One of the greatest weaknesses that developers have is a bias towards assuming that other people have the same knowledge as we do. This, by the way, is a very common and normal human failing, and it’s something you’ll see in any group with specialized knowledge. Developers who find themselves in non-agile (or fake agile) environments are often quick to complain and suggest doing things in a more agile manner. While this is fine if you explain exactly what you mean, it is absolutely NOT FINE if you don’t. It’s best to be aware that there are a lot of misconceptions going around about what agile is and what it is not. You really, really want to avoid having management try to implement “agile” in the way that they understood it from an article they read in a business magazine (ask us how we know).
Explaining agile to non-technical people, especially executives, is difficult. It’s also something that you are likely to have to do, especially as some segments of the business press do so in an incorrect fashion. If a non-technical person has heard of agile, they probably have misconceptions about it that aren’t going to help. Well-implemented agile will make most organizations more responsive to change and will allow for quicker delivery of working software, but the way that that happens is a bit counter-intuitive. If you aren’t used to it, it’s easy to get the wrong impression of what should be happening at th earlier stages of the process. Worse still, if a non-technical person is in a decision-making position for the agile team, they may force agile to be something that it is not.

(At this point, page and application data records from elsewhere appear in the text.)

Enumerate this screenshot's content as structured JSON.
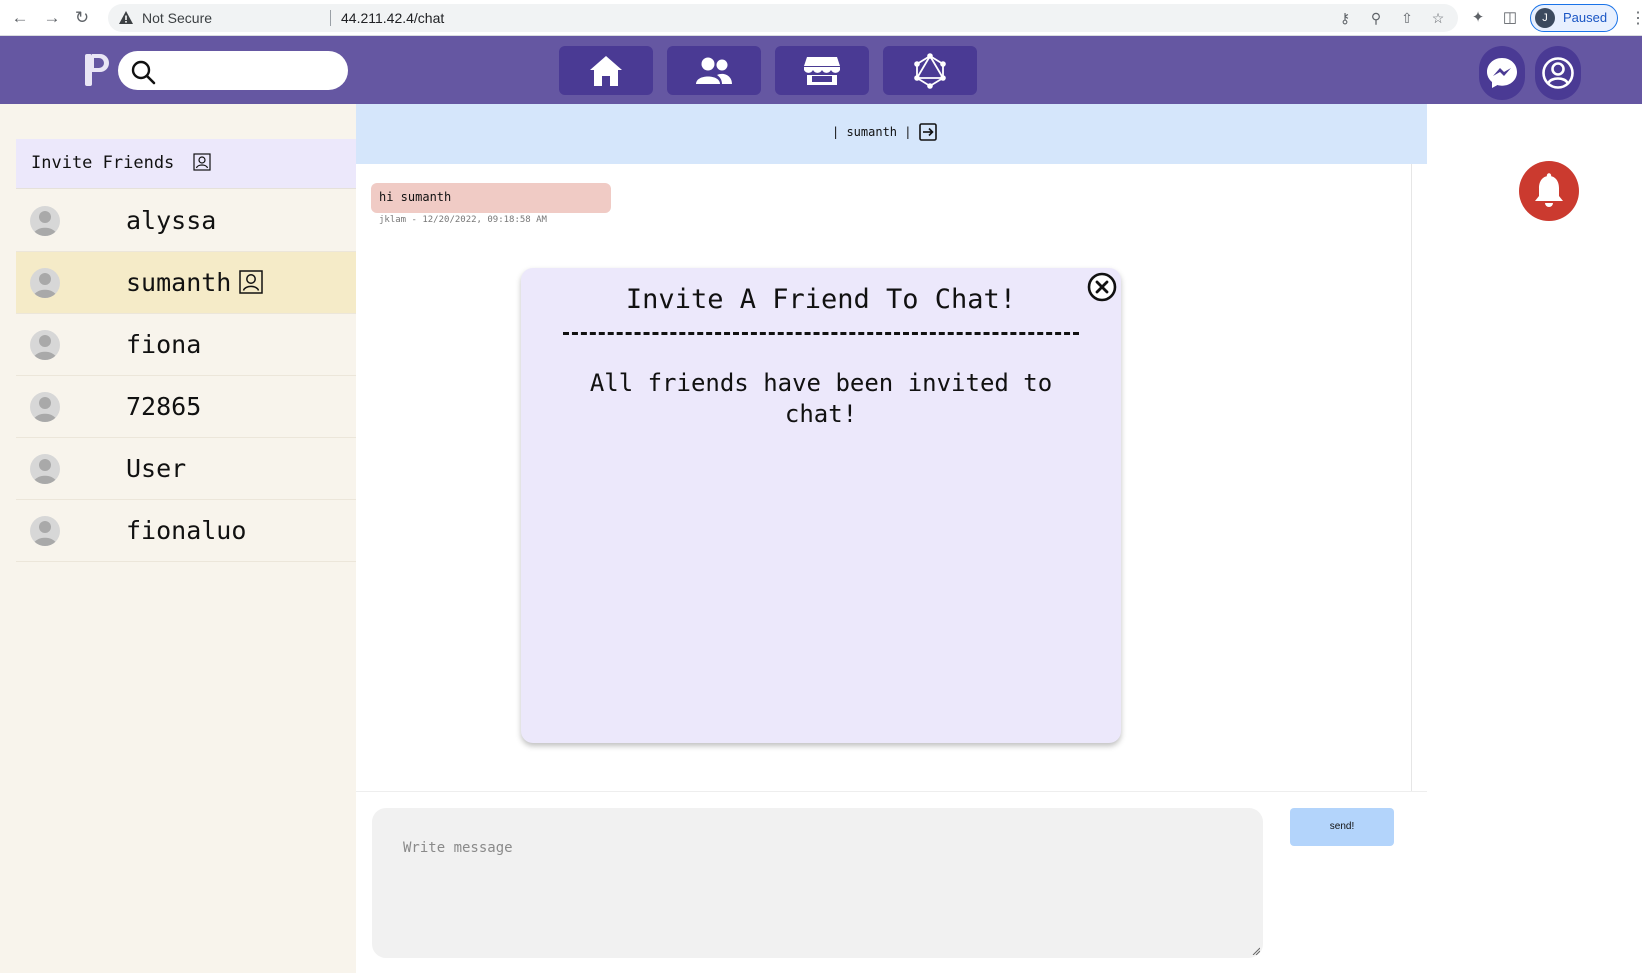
{
  "browser": {
    "security_label": "Not Secure",
    "url": "44.211.42.4/chat",
    "profile_initial": "J",
    "profile_status": "Paused",
    "icons": [
      "back-icon",
      "forward-icon",
      "reload-icon",
      "warning-icon",
      "key-icon",
      "zoom-icon",
      "share-icon",
      "star-icon",
      "extensions-icon",
      "sidepanel-icon",
      "menu-icon"
    ]
  },
  "header": {
    "search_placeholder": "",
    "nav": [
      "home-icon",
      "friends-icon",
      "store-icon",
      "network-icon"
    ],
    "colors": {
      "bar": "#6557a2",
      "tile": "#4a3a94"
    }
  },
  "sidebar": {
    "invite_label": "Invite Friends",
    "friends": [
      {
        "name": "alyssa",
        "active": false
      },
      {
        "name": "sumanth",
        "active": true
      },
      {
        "name": "fiona",
        "active": false
      },
      {
        "name": "72865",
        "active": false
      },
      {
        "name": "User",
        "active": false
      },
      {
        "name": "fionaluo",
        "active": false
      }
    ]
  },
  "chat": {
    "header_text": "| sumanth |",
    "messages": [
      {
        "text": "hi sumanth",
        "meta": "jklam - 12/20/2022, 09:18:58 AM"
      }
    ],
    "composer_placeholder": "Write message",
    "send_label": "send!"
  },
  "modal": {
    "title": "Invite A Friend To Chat!",
    "body": "All friends have been invited to chat!"
  }
}
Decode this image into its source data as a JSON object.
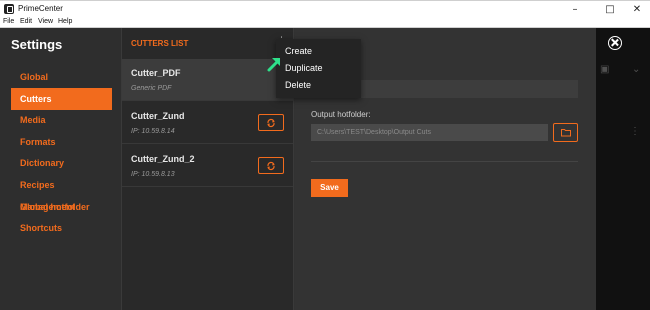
{
  "window": {
    "title": "PrimeCenter"
  },
  "menubar": {
    "items": [
      "File",
      "Edit",
      "View",
      "Help"
    ]
  },
  "settings": {
    "title": "Settings",
    "nav": [
      {
        "label": "Global",
        "active": false
      },
      {
        "label": "Cutters",
        "active": true
      },
      {
        "label": "Media",
        "active": false
      },
      {
        "label": "Formats",
        "active": false
      },
      {
        "label": "Dictionary",
        "active": false
      },
      {
        "label": "Recipes Management",
        "active": false
      },
      {
        "label": "Global hotfolder",
        "active": false
      },
      {
        "label": "Shortcuts",
        "active": false
      }
    ]
  },
  "cutters": {
    "header": "CUTTERS LIST",
    "items": [
      {
        "name": "Cutter_PDF",
        "sub": "Generic PDF",
        "selected": true
      },
      {
        "name": "Cutter_Zund",
        "sub": "IP: 10.59.8.14",
        "selected": false
      },
      {
        "name": "Cutter_Zund_2",
        "sub": "IP: 10.59.8.13",
        "selected": false
      }
    ]
  },
  "context_menu": {
    "items": [
      "Create",
      "Duplicate",
      "Delete"
    ]
  },
  "detail": {
    "output_label": "Output hotfolder:",
    "output_value": "C:\\Users\\TEST\\Desktop\\Output Cuts",
    "save_label": "Save"
  },
  "colors": {
    "accent": "#f26b1d",
    "panel": "#323232",
    "list": "#292929",
    "pointer": "#2ee08a"
  }
}
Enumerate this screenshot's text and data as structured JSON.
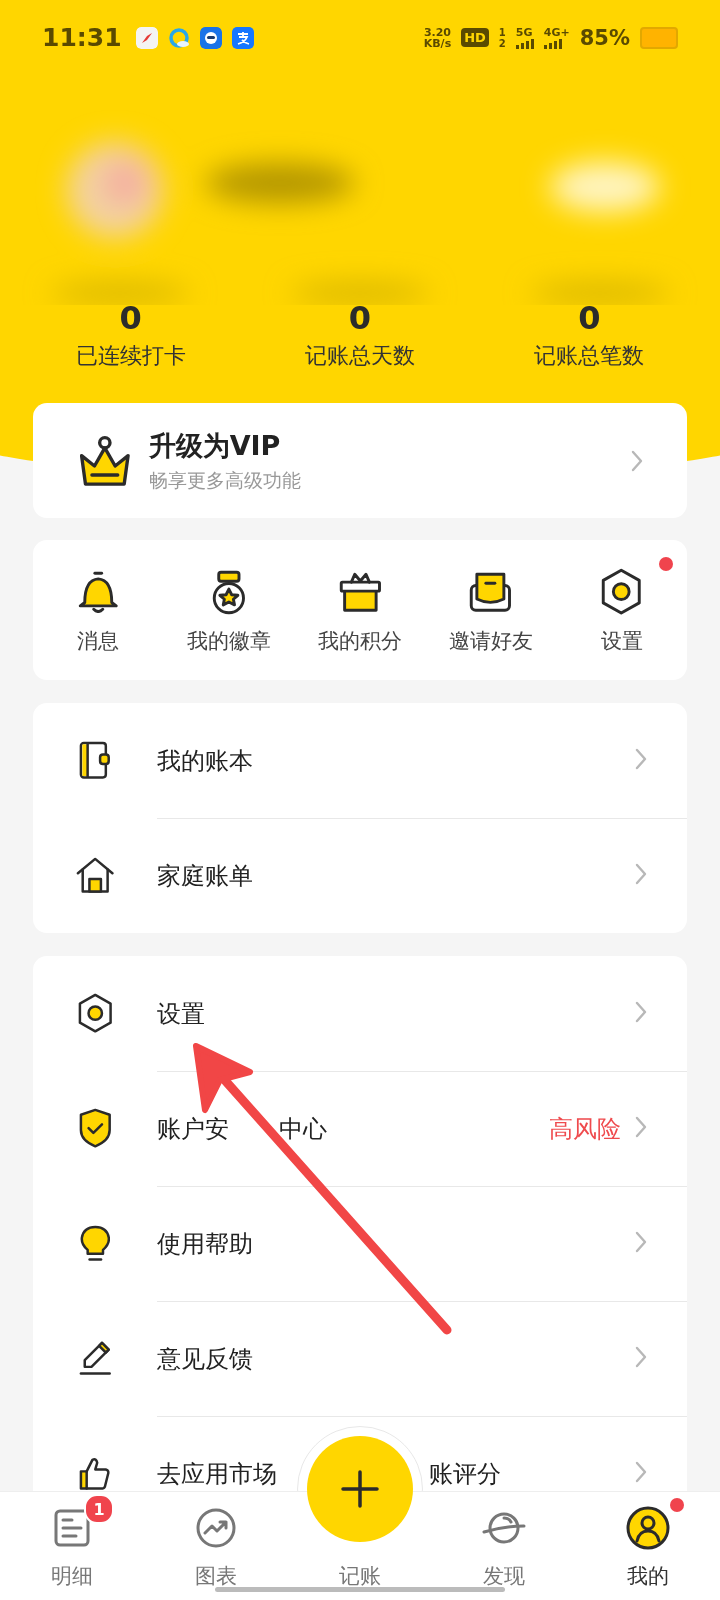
{
  "status_bar": {
    "time": "11:31",
    "speed": "3.20",
    "speed_unit": "KB/s",
    "hd": "HD",
    "sim_1": "1",
    "sim_2": "2",
    "net_1": "5G",
    "net_2": "4G+",
    "battery": "85%"
  },
  "profile": {
    "kind": "picture"
  },
  "stats": [
    {
      "value": "0",
      "label": "已连续打卡"
    },
    {
      "value": "0",
      "label": "记账总天数"
    },
    {
      "value": "0",
      "label": "记账总笔数"
    }
  ],
  "vip": {
    "title": "升级为VIP",
    "subtitle": "畅享更多高级功能"
  },
  "shortcuts": [
    {
      "label": "消息",
      "dot": false
    },
    {
      "label": "我的徽章",
      "dot": false
    },
    {
      "label": "我的积分",
      "dot": false
    },
    {
      "label": "邀请好友",
      "dot": false
    },
    {
      "label": "设置",
      "dot": true
    }
  ],
  "menu_groups": [
    [
      {
        "label": "我的账本"
      },
      {
        "label": "家庭账单"
      }
    ],
    [
      {
        "label": "设置"
      },
      {
        "label": "账户安",
        "label_end": "中心",
        "status": "高风险"
      },
      {
        "label": "使用帮助"
      },
      {
        "label": "意见反馈"
      },
      {
        "label": "去应用市场",
        "label_end": "账评分"
      }
    ]
  ],
  "tabs": [
    {
      "label": "明细",
      "badge": "1",
      "dot": false,
      "selected": false
    },
    {
      "label": "图表",
      "dot": false,
      "selected": false
    },
    {
      "label": "记账",
      "dot": false,
      "selected": false
    },
    {
      "label": "发现",
      "dot": false,
      "selected": false
    },
    {
      "label": "我的",
      "dot": true,
      "selected": true
    }
  ],
  "annotation": {
    "kind": "arrow"
  }
}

It’s important that we explain these things correctly, otherwise agile-gone-bad has the potential to be as bad or worse than any other methodology.